Patients with chest trauma sustain hemothorax on occasion. The trauma professional usually picks this diagnosis up in the initial evaluation and makes a decision whether or not to drain it. The parameters for this decision are not very clear, even today. But what happens when there is residual hemothorax? Should we be more aggressive in getting it out?
All this boils down to an understanding of the natural history of retained hemothorax. This kind of information can help us decide whether to be more aggressive in our efforts to remove it. The results of a multicenter study looking at this issue was published recently. They focused on patients who had a chest tube placed for management of either hemo- or pneumothorax within 24 hours of admission. Patients who had suspected retained hemothorax after tube removal received a CT scan within 14 days. The usual outcomes were studied (length of stay, complications) as well as development of empyema (purulence, acidic pleural fluid, positive Gram stain or culture).
Some interesting results:
- 328 patients were enrolled across 20 centers. Not a lot, but one of the bigger studies to date.
- Empyema was diagnosed in 27% of patients
- Risk factors identified included rib fractures, ISS > 25, and performance of additional interventions for drainage
- Patients who developed empyema stayed in the ICU and the hospital longer
Bottom line: Retained hemothorax turns into a very serious problem in a quarter of trauma patients who have a chest tube inserted. The presence of residual blood after the chest tube is removed should prompt us to figure out if it’s solid clot or liquid blood (remember the old decubitus view chest xray? They still work!). If it’s liquid, consider drainage via thoracentesis or a smaller catheter. If it’s clot, it may require more invasive techniques to drain it (VATS). If you decide to send the patient home, have them watch out for fevers, chest pain, dyspnea and other symptoms and signs of a developing complication, and make sure they report it to you promptly.
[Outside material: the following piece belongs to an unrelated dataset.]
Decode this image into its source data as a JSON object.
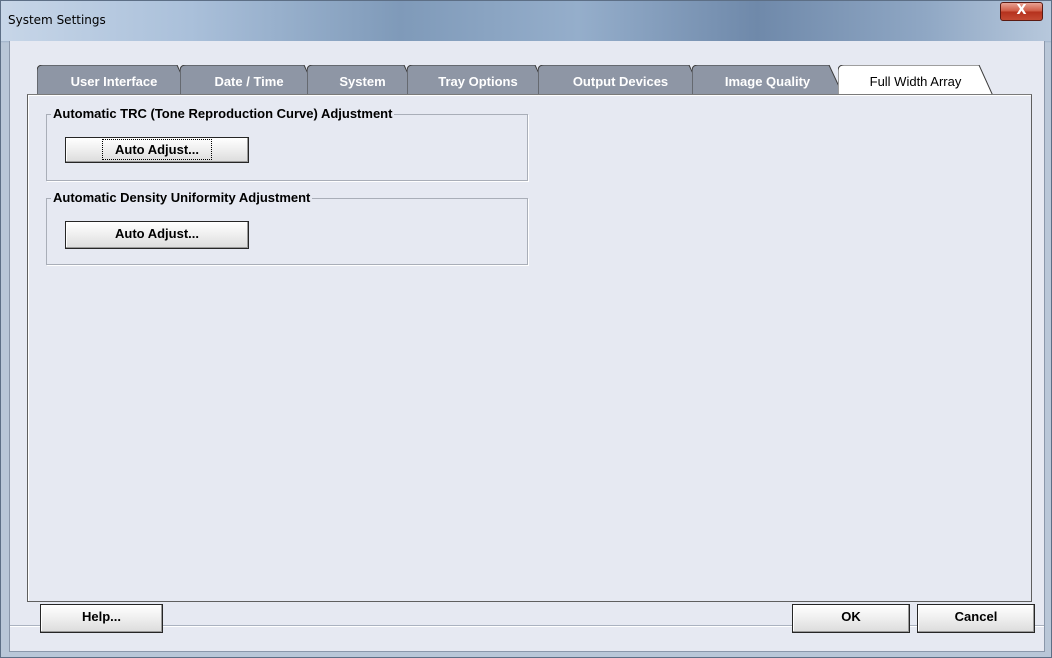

Reference: Development of posttraumatic empyema in patients with retained hemothorax: Results of a prospective, observational AAST study. J Trauma 73(3):752-757, 2012.